State how many lines of the entries hold the string "Contact". Reply with the number alone.

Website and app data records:
● ● ●

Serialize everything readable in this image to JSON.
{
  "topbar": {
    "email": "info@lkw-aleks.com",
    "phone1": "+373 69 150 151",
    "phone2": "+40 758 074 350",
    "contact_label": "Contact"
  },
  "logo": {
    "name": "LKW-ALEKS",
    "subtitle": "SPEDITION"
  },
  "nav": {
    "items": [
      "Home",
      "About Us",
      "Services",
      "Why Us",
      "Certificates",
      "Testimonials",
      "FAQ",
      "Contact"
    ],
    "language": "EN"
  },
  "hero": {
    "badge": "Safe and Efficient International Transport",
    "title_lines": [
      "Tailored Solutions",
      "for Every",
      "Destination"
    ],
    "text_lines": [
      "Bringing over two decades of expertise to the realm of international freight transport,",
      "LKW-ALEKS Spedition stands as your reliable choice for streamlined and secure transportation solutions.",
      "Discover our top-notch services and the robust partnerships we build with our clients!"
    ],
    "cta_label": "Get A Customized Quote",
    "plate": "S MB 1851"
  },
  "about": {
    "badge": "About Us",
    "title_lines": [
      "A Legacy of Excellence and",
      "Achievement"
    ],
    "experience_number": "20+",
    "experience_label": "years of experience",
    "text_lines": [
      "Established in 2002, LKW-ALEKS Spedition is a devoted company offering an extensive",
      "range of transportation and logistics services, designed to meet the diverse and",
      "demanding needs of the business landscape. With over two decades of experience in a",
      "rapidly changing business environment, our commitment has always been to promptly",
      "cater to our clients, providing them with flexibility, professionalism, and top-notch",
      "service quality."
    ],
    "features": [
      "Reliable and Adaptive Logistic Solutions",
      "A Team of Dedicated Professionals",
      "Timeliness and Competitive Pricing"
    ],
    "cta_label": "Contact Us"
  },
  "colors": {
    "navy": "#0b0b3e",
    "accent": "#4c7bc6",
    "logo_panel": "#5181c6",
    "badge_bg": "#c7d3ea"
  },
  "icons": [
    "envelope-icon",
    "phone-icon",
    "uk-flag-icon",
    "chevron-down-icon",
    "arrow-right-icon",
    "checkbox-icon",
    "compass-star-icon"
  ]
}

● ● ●

*THE ANSWER*:
3